TASK INSTRUCTIONS:
Would you copy out each line of the records below that includes the word "give"?

EXTRACTED DATA:
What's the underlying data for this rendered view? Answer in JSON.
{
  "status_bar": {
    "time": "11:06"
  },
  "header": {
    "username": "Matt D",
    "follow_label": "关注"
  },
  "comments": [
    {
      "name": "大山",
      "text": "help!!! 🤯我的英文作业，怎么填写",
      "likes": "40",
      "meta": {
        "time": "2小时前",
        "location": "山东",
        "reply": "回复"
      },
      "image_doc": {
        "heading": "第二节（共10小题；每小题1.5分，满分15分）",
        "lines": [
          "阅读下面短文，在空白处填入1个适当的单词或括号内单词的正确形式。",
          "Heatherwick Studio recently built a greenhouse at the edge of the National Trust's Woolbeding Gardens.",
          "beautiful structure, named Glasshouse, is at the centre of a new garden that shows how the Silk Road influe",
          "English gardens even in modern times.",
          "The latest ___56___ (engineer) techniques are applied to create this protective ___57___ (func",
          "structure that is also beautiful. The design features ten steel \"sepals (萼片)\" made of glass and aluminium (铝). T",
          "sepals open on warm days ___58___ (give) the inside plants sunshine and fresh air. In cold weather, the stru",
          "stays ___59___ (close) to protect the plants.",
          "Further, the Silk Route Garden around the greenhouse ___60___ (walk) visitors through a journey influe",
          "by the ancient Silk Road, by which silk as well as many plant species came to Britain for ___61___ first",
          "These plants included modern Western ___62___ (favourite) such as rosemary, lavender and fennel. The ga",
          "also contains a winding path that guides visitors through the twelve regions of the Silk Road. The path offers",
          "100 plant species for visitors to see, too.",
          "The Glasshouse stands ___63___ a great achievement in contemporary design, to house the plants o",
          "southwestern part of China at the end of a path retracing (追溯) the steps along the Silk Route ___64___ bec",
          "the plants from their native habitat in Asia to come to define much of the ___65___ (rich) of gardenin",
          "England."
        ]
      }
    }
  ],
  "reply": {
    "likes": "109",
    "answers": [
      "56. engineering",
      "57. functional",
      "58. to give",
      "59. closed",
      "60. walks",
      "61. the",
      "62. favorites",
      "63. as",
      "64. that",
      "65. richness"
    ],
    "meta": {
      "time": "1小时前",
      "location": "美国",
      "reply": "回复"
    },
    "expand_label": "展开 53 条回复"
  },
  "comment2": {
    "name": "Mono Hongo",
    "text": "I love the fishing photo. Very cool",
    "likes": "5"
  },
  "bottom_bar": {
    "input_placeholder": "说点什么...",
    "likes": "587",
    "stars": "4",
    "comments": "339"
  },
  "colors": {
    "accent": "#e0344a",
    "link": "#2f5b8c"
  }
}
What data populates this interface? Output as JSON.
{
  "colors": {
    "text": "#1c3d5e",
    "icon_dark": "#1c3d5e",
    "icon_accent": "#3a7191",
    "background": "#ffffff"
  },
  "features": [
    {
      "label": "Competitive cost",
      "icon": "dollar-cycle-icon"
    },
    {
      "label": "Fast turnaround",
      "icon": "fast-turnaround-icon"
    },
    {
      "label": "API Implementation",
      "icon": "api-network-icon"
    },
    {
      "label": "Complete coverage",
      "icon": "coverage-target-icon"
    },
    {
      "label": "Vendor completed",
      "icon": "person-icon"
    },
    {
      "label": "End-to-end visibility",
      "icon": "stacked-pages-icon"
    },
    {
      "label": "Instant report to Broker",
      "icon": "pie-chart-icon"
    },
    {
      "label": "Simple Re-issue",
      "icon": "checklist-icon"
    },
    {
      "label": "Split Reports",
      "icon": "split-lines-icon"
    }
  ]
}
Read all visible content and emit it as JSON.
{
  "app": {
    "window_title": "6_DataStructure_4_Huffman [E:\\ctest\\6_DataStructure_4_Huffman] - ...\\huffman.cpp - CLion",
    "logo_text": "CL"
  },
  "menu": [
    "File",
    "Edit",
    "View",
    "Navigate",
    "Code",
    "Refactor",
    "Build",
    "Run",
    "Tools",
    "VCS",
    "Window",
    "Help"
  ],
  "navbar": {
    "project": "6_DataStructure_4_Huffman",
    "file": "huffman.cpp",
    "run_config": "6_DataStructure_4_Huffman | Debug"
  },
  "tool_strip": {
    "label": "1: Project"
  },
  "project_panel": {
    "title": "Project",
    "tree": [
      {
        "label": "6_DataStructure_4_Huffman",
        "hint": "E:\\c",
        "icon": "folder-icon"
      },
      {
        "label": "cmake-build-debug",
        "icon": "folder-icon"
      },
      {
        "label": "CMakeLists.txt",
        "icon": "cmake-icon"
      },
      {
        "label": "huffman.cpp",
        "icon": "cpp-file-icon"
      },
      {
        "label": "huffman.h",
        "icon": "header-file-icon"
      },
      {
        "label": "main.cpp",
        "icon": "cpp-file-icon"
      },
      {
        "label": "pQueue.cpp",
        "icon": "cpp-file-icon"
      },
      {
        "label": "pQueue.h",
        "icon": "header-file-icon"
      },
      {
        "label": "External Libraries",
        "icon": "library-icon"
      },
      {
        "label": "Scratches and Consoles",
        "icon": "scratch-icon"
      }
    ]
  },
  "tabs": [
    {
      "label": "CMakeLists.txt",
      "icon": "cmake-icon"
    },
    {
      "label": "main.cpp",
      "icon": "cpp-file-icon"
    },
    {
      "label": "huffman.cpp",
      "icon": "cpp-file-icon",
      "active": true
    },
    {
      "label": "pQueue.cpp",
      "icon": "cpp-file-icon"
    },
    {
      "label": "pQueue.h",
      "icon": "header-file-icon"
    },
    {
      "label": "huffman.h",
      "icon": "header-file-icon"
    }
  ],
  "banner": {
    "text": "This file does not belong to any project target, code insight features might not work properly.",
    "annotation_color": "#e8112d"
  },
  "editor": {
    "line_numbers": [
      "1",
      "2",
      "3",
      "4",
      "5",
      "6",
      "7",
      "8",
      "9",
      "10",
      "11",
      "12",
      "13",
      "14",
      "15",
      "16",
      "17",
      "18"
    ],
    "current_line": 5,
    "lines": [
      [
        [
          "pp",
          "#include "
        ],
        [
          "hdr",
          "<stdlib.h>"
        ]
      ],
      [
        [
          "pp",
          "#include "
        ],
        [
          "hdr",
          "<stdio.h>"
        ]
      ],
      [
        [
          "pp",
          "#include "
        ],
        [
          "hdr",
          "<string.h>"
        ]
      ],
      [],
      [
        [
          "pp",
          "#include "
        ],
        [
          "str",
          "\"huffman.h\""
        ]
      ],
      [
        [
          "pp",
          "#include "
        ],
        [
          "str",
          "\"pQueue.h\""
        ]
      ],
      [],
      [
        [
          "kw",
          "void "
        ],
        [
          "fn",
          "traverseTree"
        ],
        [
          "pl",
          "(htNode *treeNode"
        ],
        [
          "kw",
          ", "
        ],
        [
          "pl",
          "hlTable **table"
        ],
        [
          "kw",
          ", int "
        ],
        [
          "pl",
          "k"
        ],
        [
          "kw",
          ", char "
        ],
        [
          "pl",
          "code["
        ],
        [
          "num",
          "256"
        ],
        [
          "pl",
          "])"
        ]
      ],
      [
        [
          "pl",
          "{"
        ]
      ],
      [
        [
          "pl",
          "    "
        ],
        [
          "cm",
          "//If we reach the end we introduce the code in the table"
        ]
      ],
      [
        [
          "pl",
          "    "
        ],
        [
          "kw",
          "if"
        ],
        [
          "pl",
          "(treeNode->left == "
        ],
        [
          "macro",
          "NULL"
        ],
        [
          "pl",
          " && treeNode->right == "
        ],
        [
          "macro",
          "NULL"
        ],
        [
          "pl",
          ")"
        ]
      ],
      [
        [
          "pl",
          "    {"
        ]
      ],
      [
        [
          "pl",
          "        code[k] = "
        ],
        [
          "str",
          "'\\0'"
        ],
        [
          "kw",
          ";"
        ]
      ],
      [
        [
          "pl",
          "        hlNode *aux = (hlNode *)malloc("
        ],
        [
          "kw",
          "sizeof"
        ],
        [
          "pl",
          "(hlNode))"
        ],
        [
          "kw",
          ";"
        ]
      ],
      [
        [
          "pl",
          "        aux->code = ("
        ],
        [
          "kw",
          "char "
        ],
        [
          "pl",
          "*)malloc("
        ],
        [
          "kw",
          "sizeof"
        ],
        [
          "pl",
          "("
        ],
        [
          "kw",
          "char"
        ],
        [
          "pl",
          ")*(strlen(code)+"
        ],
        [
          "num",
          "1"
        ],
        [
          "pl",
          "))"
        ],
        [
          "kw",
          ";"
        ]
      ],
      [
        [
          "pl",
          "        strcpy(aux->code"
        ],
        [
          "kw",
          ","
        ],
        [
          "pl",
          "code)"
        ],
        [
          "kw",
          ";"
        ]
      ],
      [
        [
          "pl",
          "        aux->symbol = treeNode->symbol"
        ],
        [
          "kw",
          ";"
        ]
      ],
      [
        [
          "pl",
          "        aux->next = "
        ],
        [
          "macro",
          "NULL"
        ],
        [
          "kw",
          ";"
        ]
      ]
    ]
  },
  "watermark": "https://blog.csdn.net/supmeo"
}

RESULT BELOW:
          "sepals open on warm days ___58___ (give) the inside plants sunshine and fresh air. In cold weather, the stru",
      "58. to give",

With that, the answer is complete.